• What is needed:
Each line containing the string "realizar" should be copied out of the entries.

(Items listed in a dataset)
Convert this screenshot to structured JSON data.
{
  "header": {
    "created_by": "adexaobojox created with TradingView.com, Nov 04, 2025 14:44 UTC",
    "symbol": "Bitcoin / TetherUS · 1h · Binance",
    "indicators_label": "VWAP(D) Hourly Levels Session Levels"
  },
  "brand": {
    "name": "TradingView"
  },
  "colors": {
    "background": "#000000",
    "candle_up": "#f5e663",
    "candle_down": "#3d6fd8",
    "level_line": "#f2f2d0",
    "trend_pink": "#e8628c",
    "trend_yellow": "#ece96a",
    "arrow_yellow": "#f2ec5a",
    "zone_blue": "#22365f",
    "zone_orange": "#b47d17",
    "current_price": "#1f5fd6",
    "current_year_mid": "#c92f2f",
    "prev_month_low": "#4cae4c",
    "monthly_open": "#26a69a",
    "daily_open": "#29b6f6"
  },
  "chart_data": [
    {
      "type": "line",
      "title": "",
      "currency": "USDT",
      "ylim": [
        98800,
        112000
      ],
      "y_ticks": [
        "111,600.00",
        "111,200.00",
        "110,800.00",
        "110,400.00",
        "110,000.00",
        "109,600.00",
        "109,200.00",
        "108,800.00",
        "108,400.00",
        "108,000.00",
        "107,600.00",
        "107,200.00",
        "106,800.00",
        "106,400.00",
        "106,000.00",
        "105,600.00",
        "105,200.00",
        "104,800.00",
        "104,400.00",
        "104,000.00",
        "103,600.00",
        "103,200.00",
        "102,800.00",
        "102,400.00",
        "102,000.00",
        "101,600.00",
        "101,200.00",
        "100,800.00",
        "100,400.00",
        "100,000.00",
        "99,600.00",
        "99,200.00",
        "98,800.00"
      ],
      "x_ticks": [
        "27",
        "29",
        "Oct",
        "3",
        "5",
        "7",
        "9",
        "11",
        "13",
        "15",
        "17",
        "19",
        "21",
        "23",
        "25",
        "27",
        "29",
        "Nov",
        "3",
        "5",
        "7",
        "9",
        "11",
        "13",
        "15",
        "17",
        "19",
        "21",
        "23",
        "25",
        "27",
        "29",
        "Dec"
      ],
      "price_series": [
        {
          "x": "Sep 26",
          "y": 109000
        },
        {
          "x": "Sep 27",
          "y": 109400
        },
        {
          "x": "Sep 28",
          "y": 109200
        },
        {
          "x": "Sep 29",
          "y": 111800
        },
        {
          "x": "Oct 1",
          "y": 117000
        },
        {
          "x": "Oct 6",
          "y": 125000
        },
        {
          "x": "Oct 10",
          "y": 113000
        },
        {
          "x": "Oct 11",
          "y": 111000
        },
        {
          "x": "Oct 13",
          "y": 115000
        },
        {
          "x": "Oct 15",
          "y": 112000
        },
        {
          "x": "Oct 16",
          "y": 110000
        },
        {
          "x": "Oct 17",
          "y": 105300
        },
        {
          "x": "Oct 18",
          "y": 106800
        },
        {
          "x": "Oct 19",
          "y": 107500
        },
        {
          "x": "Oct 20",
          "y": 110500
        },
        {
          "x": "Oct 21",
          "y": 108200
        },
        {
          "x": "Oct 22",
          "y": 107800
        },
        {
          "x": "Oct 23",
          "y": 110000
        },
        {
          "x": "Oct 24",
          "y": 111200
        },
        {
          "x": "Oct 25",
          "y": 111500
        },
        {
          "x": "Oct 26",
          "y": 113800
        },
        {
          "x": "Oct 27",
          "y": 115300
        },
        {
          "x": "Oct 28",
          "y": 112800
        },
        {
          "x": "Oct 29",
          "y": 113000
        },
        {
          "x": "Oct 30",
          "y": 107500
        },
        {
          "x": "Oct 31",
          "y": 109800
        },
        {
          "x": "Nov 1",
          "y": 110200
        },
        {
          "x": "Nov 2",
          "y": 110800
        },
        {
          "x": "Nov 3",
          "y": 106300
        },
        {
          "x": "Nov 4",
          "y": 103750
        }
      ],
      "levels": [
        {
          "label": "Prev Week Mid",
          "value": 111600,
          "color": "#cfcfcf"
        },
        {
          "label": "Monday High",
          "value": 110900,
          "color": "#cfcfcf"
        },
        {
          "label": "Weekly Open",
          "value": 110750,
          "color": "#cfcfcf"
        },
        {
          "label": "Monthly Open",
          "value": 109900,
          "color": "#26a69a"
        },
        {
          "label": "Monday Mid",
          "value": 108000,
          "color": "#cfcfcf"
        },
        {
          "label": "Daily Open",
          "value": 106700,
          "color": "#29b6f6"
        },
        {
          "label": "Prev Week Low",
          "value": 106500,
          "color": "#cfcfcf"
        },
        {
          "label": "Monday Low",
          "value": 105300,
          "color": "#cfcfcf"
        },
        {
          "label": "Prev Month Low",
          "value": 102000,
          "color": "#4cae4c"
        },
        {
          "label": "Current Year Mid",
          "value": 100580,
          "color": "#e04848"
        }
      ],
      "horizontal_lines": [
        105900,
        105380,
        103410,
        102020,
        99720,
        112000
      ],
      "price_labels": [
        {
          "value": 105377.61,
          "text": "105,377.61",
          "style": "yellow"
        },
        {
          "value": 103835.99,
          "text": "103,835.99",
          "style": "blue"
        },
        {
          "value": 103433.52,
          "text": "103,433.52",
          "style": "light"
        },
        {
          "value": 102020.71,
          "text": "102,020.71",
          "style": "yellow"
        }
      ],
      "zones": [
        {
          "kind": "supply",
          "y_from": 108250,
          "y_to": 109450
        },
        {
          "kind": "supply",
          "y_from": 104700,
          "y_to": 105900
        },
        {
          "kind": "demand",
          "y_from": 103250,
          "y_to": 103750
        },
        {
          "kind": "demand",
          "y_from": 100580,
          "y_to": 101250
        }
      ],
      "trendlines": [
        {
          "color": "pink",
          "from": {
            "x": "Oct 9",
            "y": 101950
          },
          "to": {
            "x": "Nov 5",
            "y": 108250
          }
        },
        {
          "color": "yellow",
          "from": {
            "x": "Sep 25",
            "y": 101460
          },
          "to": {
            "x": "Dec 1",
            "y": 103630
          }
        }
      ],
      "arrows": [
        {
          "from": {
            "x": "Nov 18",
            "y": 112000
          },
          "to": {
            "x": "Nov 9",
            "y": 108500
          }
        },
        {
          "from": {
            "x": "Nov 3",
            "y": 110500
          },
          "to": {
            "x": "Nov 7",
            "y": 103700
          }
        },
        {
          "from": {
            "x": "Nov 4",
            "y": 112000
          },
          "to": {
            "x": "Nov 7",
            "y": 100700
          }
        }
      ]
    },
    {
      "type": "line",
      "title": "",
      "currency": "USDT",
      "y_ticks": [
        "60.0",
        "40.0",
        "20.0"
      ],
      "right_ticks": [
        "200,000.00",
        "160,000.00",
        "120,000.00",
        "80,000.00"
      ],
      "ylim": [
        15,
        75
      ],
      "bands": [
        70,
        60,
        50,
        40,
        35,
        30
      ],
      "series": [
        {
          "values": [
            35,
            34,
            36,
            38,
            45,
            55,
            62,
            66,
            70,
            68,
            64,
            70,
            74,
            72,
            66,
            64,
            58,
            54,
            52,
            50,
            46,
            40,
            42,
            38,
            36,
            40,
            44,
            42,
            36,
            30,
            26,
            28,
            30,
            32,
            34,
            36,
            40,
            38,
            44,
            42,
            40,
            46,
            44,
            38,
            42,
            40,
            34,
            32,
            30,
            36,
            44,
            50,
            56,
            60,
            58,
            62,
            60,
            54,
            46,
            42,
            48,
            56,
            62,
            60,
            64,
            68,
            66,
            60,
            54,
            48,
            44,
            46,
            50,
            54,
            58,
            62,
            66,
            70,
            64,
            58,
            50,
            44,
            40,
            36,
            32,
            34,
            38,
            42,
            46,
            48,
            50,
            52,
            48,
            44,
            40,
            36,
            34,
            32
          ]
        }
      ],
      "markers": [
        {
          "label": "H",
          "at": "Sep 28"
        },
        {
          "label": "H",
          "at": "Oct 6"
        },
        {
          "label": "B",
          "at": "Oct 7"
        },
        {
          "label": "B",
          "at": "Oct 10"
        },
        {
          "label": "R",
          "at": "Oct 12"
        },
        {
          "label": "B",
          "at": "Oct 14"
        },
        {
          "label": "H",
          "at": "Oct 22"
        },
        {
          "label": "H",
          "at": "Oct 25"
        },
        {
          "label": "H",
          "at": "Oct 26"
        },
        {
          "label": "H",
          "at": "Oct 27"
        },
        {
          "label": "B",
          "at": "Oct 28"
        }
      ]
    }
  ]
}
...
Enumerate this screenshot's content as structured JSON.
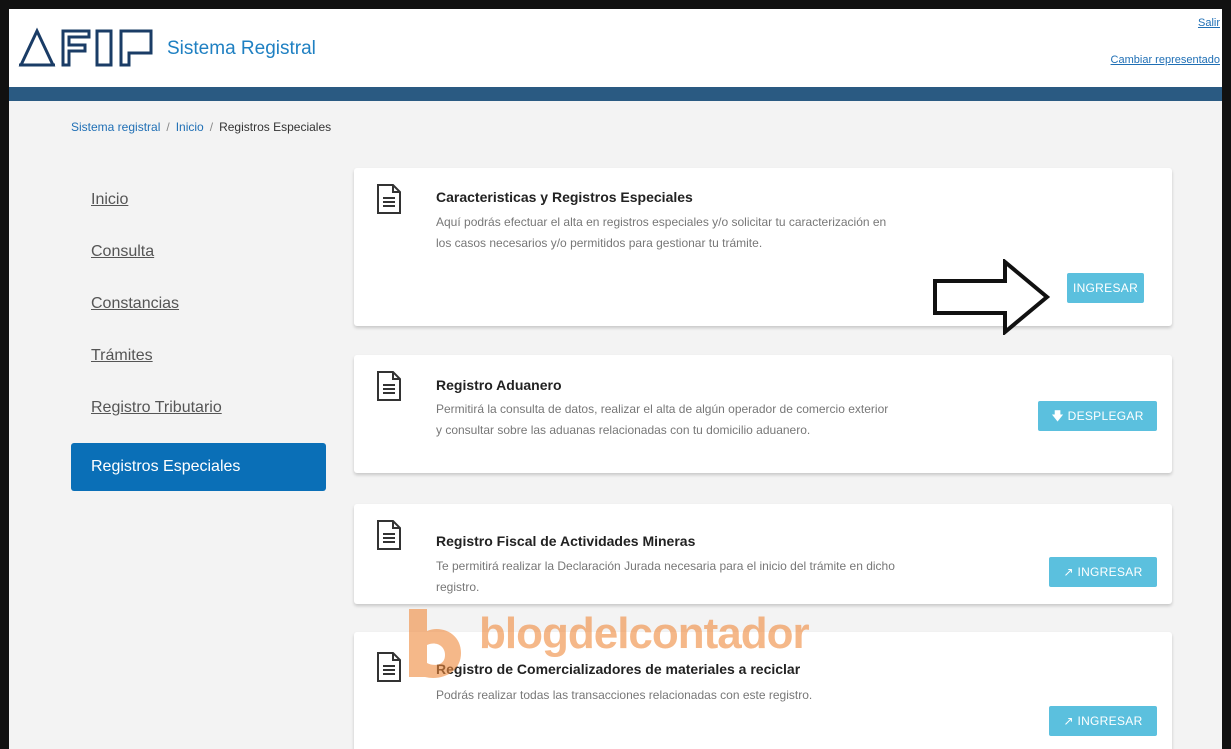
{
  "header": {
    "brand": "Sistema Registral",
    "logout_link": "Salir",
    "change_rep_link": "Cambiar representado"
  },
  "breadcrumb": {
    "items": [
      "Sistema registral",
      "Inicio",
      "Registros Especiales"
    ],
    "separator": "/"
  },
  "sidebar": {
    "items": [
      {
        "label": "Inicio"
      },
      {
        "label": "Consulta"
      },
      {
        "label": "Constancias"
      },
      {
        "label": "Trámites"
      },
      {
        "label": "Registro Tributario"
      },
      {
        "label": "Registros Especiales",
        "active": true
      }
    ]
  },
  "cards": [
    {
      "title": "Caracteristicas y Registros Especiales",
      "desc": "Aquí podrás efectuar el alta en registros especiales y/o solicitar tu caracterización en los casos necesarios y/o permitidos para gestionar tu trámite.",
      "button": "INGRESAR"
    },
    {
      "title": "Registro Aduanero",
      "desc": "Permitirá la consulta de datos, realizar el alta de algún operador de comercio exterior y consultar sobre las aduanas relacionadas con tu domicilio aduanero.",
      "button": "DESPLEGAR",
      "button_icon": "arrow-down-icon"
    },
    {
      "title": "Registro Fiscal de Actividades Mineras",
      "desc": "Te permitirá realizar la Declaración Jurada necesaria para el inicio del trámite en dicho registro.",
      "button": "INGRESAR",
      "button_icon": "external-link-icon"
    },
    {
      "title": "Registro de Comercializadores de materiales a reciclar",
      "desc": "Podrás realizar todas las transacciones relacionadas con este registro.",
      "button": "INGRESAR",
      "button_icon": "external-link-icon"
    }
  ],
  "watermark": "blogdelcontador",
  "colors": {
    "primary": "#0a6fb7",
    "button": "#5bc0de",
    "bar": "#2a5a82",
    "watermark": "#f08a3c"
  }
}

• Answer area:
      "desc": "Permitirá la consulta de datos, realizar el alta de algún operador de comercio exterior y consultar sobre las aduanas relacionadas con tu domicilio aduanero.",
      "desc": "Te permitirá realizar la Declaración Jurada necesaria para el inicio del trámite en dicho registro.",
      "desc": "Podrás realizar todas las transacciones relacionadas con este registro.",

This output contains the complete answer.